If your dog has a severe case of anxiety, don’t let it pass one minute before coming back. You can also leave some treats, and some toys behind that can entertain him, and remove any objects he can destroy.
It’s recommended to do this only once a day and gradually increase the amount of time you leave your dog in the room.
2) Prevent Your Dog From Following You Around
It’s cute when your dog starts following you wherever you go once you’re home. However, letting him do this will only teach him to become dependent on you. So, train him to stay whenever he’s following you.
You can also place some baby gates in areas where your dog is not allowed. This will give him some limitations on where he can and cannot go. Giving him a space of his own, his own bed, and a treat dispenser where he can get his own food will teach him that he can go on with a day even without you.
3) Change Your Going Away Signals
Dogs quickly get familiar with your actions, particularly when you’re about to leave. They understand that getting your keys, holding your purse, or wearing a coat is already a sign of leaving, and it makes them anxious. To reduce dog separation anxiety, don’t be afraid to change your routine!
So, it’s essential to change these going away signals. Maybe you can wear your coat even if you’re not leaving. You can grab your keys and sit on the couch for a moment. You can also go out in the back door for a change or place your purse in a different spot.
4) Be Calm When Arriving or Leaving Your Dog
Next, don’t be too overly dramatic when saying your goodbyes and hellos. This is one of the most common mistakes most dog owners make, and it’s time to change that.

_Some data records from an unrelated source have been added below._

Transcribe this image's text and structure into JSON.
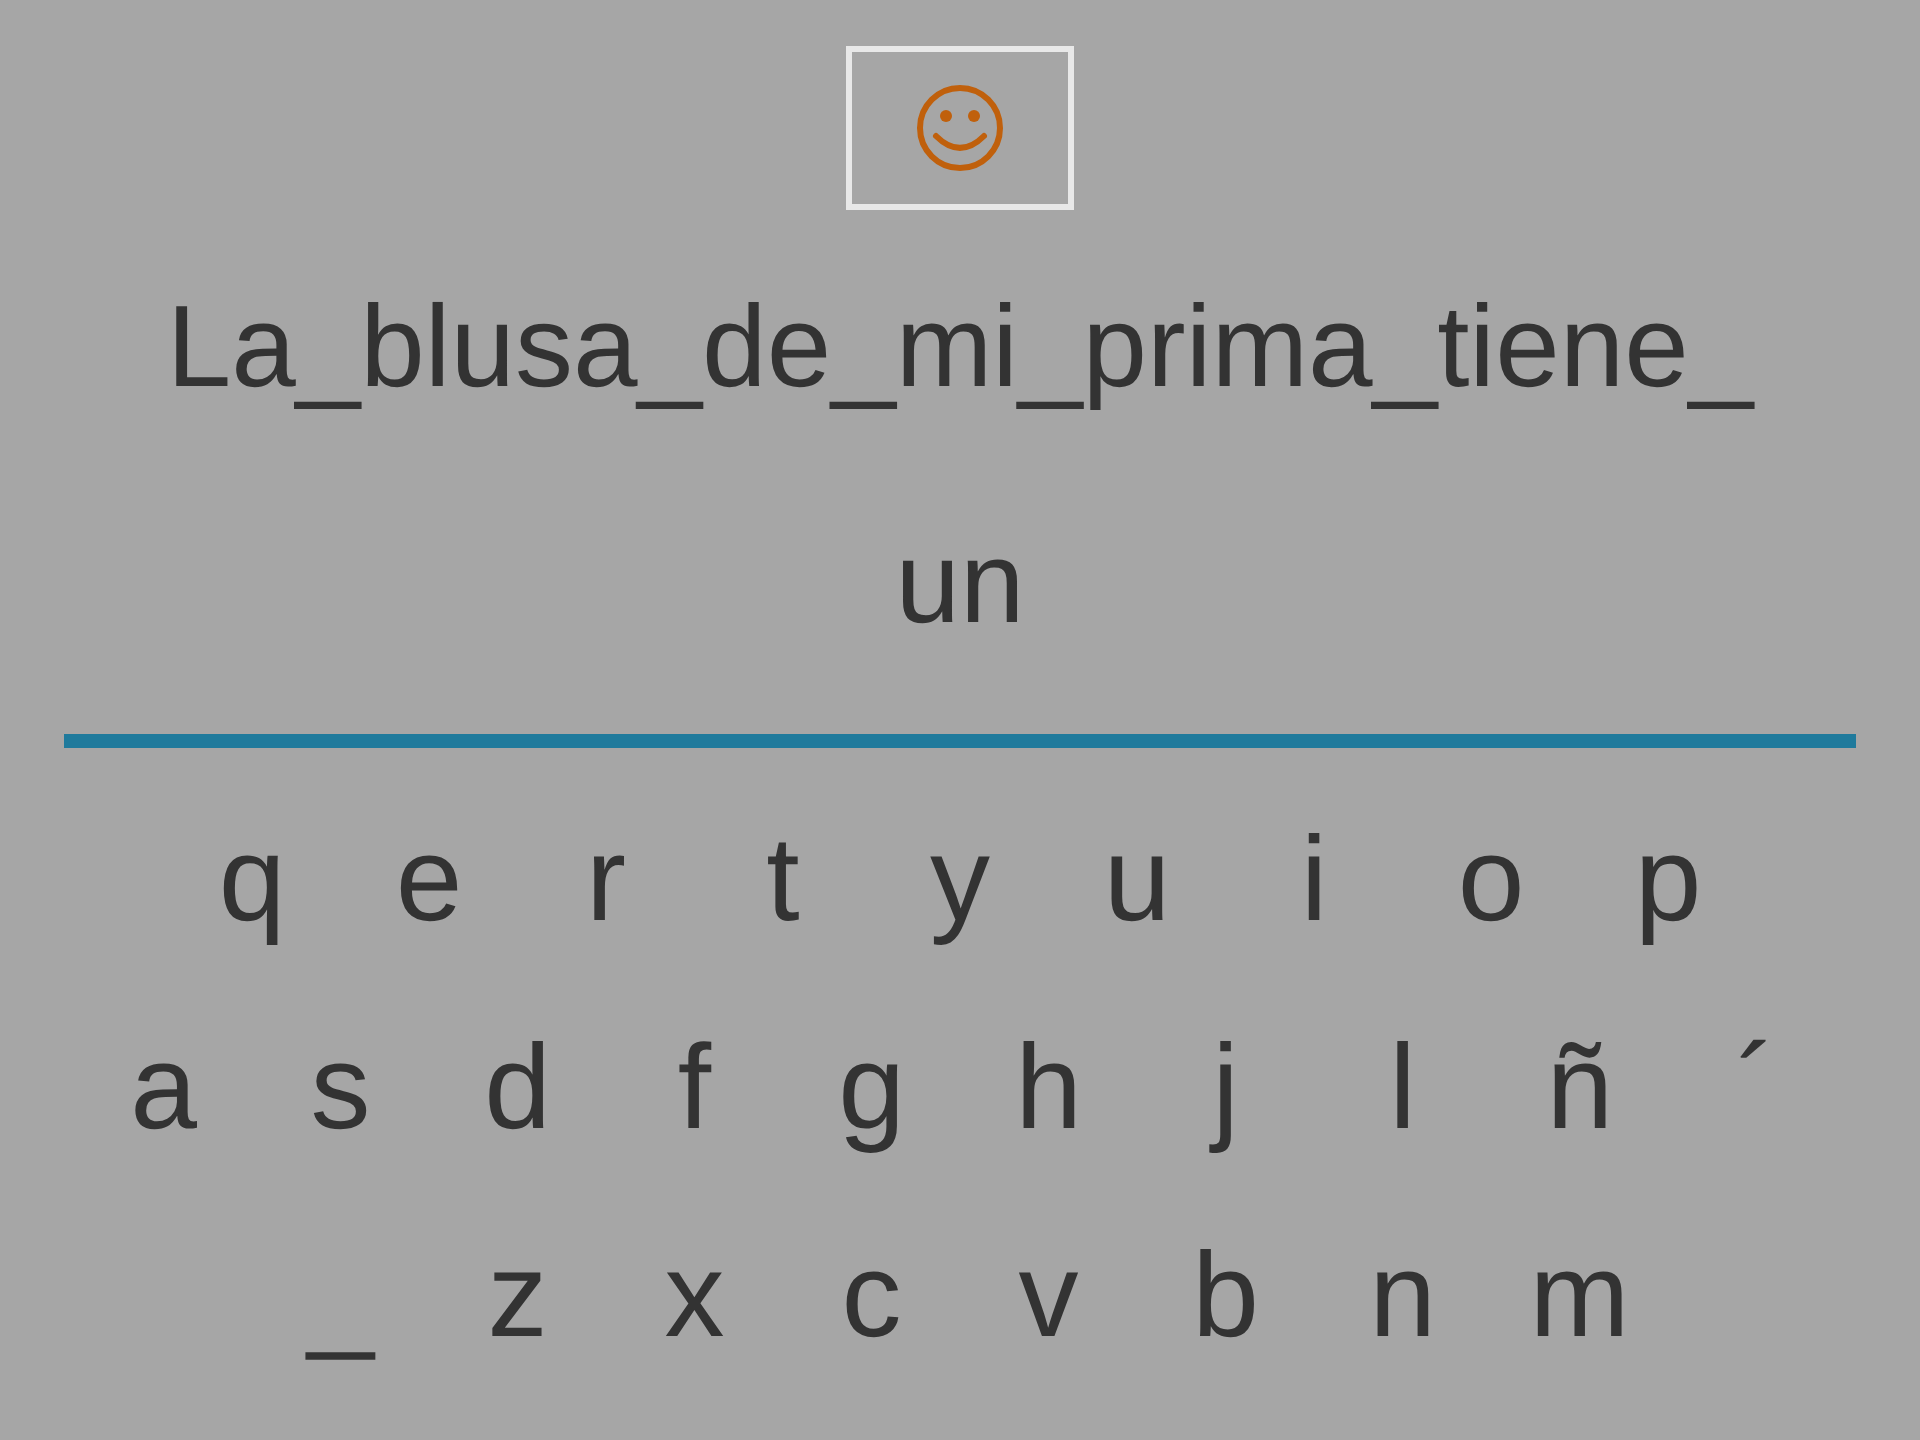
{
  "prompt": {
    "lines": [
      "La_blusa_de_mi_prima_tiene_",
      "un"
    ]
  },
  "keyboard": {
    "rows": [
      [
        "q",
        "e",
        "r",
        "t",
        "y",
        "u",
        "i",
        "o",
        "p"
      ],
      [
        "a",
        "s",
        "d",
        "f",
        "g",
        "h",
        "j",
        "l",
        "ñ",
        "´"
      ],
      [
        "_",
        "z",
        "x",
        "c",
        "v",
        "b",
        "n",
        "m"
      ]
    ]
  }
}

When you’re too overly dramatic, you’re only triggering fear and anxiety. It makes your dog think that you’re scared about leaving them and will make them feel fearful, too. The same thing happens when you act as if you miss them so much when you return home.

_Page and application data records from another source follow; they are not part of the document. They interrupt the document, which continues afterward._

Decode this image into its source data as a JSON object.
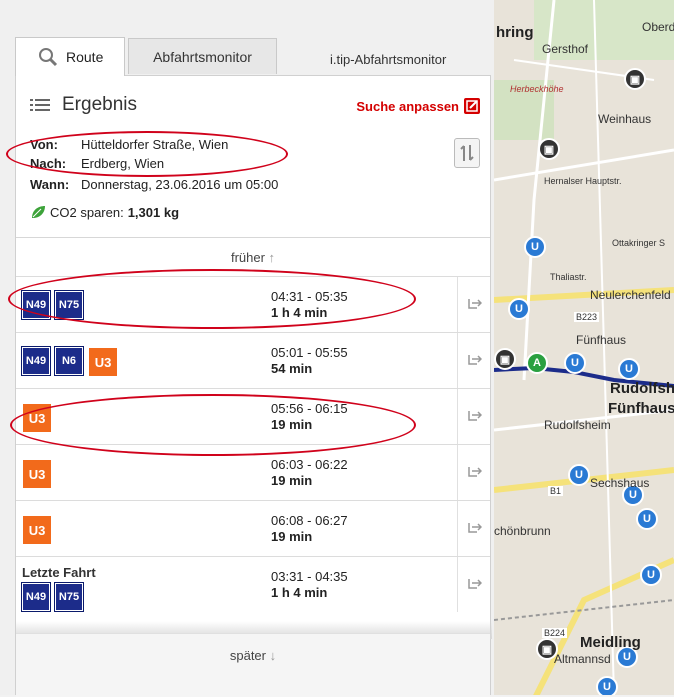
{
  "tabs": {
    "route": "Route",
    "monitor": "Abfahrtsmonitor",
    "itip": "i.tip-Abfahrtsmonitor"
  },
  "header": {
    "title": "Ergebnis",
    "edit_label": "Suche anpassen"
  },
  "trip": {
    "from_label": "Von:",
    "from_value": "Hütteldorfer Straße, Wien",
    "to_label": "Nach:",
    "to_value": "Erdberg, Wien",
    "when_label": "Wann:",
    "when_value": "Donnerstag, 23.06.2016 um 05:00",
    "co2_label": "CO2 sparen:",
    "co2_value": "1,301 kg"
  },
  "nav": {
    "earlier": "früher",
    "later": "später"
  },
  "connections": [
    {
      "lines": [
        "N49",
        "N75"
      ],
      "types": [
        "bus",
        "bus"
      ],
      "time": "04:31 - 05:35",
      "duration": "1 h 4 min"
    },
    {
      "lines": [
        "N49",
        "N6",
        "U3"
      ],
      "types": [
        "bus",
        "bus",
        "u"
      ],
      "time": "05:01 - 05:55",
      "duration": "54 min"
    },
    {
      "lines": [
        "U3"
      ],
      "types": [
        "u"
      ],
      "time": "05:56 - 06:15",
      "duration": "19 min"
    },
    {
      "lines": [
        "U3"
      ],
      "types": [
        "u"
      ],
      "time": "06:03 - 06:22",
      "duration": "19 min"
    },
    {
      "lines": [
        "U3"
      ],
      "types": [
        "u"
      ],
      "time": "06:08 - 06:27",
      "duration": "19 min"
    },
    {
      "lines": [
        "N49",
        "N75"
      ],
      "types": [
        "bus",
        "bus"
      ],
      "time": "03:31 - 04:35",
      "duration": "1 h 4 min",
      "note": "Letzte Fahrt"
    }
  ],
  "map": {
    "labels": [
      "hring",
      "Gersthof",
      "Oberd",
      "Herbeckhöhe",
      "Weinhaus",
      "Hernalser Hauptstr.",
      "Ottakringer S",
      "Thaliastr.",
      "Neulerchenfeld",
      "B223",
      "Fünfhaus",
      "Rudolfsh",
      "Fünfhaus",
      "Rudolfsheim",
      "Sechshaus",
      "B1",
      "chönbrunn",
      "B224",
      "Meidling",
      "Altmannsd"
    ],
    "colors": {
      "route": "#1c2c8a",
      "ubahn": "#2a7ad4",
      "road": "#f5e27a",
      "start": "#2aa040"
    }
  },
  "colors": {
    "accent": "#d40000",
    "bus": "#1c2c8a",
    "u3": "#f26a1b",
    "annotation": "#d0021b"
  }
}
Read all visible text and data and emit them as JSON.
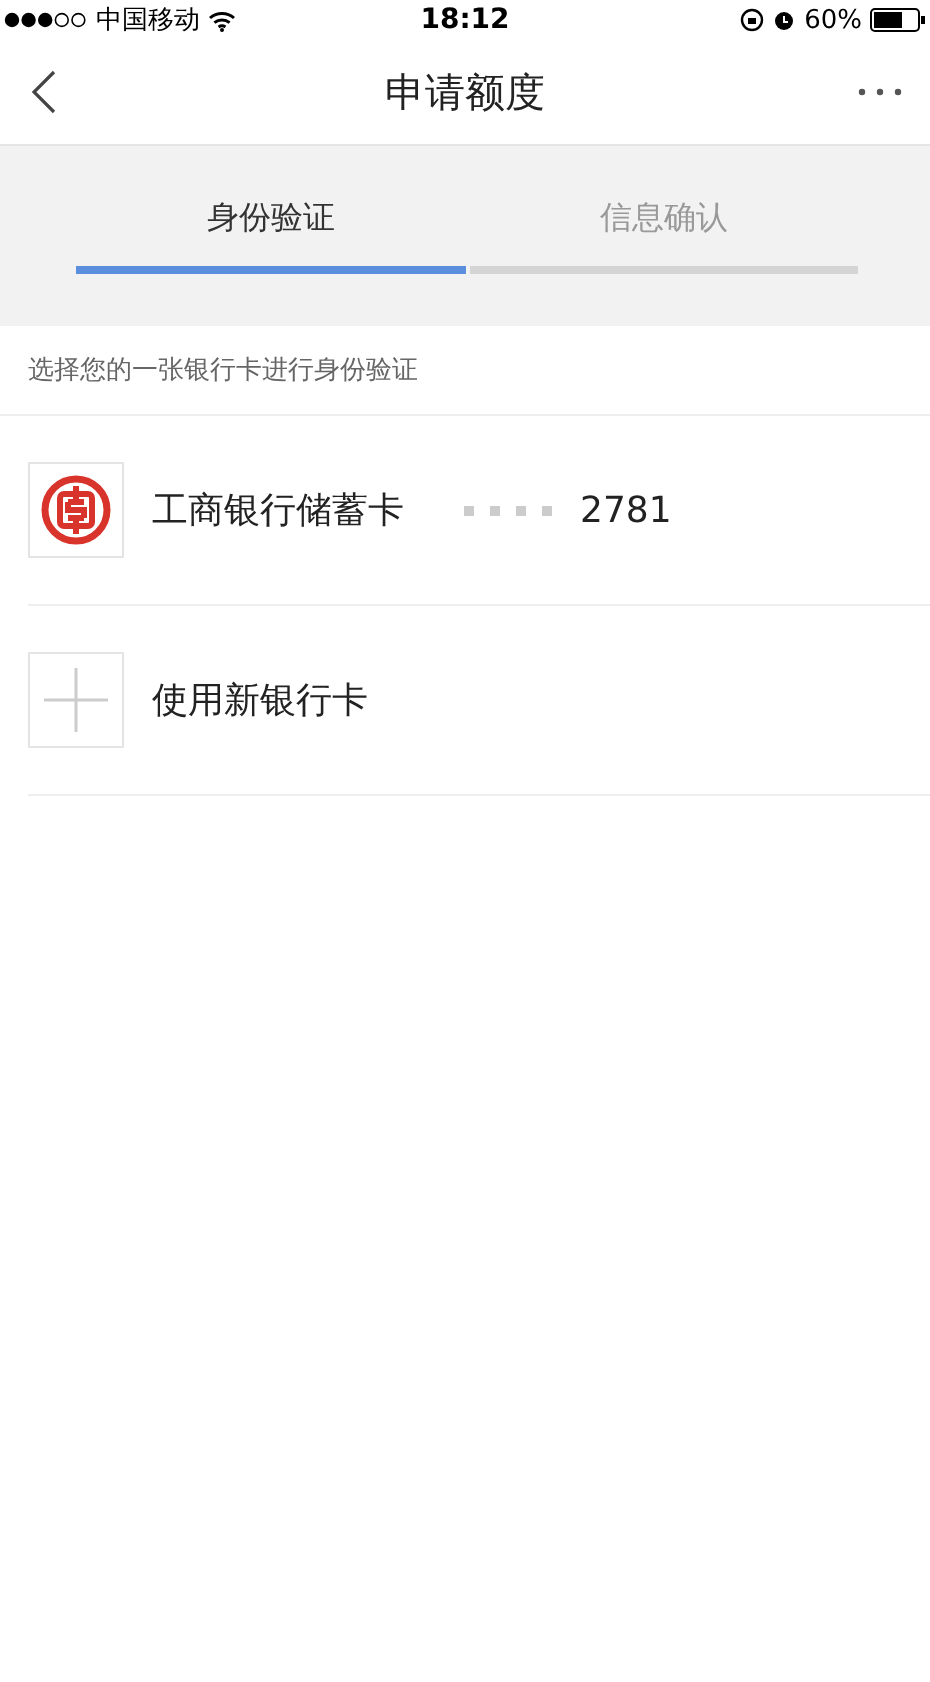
{
  "status_bar": {
    "carrier": "中国移动",
    "time": "18:12",
    "battery": "60%"
  },
  "nav": {
    "title": "申请额度"
  },
  "tabs": [
    {
      "label": "身份验证",
      "selected": true
    },
    {
      "label": "信息确认",
      "selected": false
    }
  ],
  "hint": "选择您的一张银行卡进行身份验证",
  "cards": [
    {
      "kind": "bank",
      "name": "工商银行储蓄卡",
      "last_digits": "2781"
    },
    {
      "kind": "add",
      "name": "使用新银行卡"
    }
  ]
}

5) Take Your Dog Out For Exercise
A tired dog is a calm dog, so take advantage of this fact. Take your dog out for an exercise before you leave. This will help him expel any excess energy so that he’s only more focused on eating or napping by the time he gets home. It’s the perfect distraction, so he won’t think about you leaving. Dog separation anxiety may likely be reduced through an hour of running around outside.
6) Feed Your Dog Before Leaving
Aside from taking your dog out for exercise, you should also feed your dog before leaving, as this helps him become more satisfied and relaxed. On top of that, get some treat-dispensing devices, too, so your dog can feed himself whenever you’re not around. You can hide some treats for your dog to find, too, to keep him entertained for hours.
7) Leave Some Toys
There are dog toys designed to help with dog separation anxiety, and it’s probably best to get your dog one. Make sure that the toy you get would be able to address what your dog needs. For example, if your dog needs some company, you can get a snuggle toy with a heartbeat simulator. If you want to keep your dog distracted, you can buy some puzzle toys.
8) Seek The Help of A Professional
Lastly, and certainly not least, ask for the help of a professional if the dog separation anxiety becomes a serious issue. A vet will always be the right person to tell the severity of your dog’s anxiety or if he even has one. He can also recommend the best practices you can do at home and even prescribe some calming aids for your dog to take.
Dog separation anxiety is very common, and it’s about time that it’s taken very seriously. By knowing what symptoms to watch out for, you’ll be able to know when to take your dog to the vet for a check-up.
Your goal here is not to wait until the anxiety reaches dangerous levels. The tips above will also help you support your dog so he can get over his anxiety. But, let me tell you, it will take a lot of time and effort from you.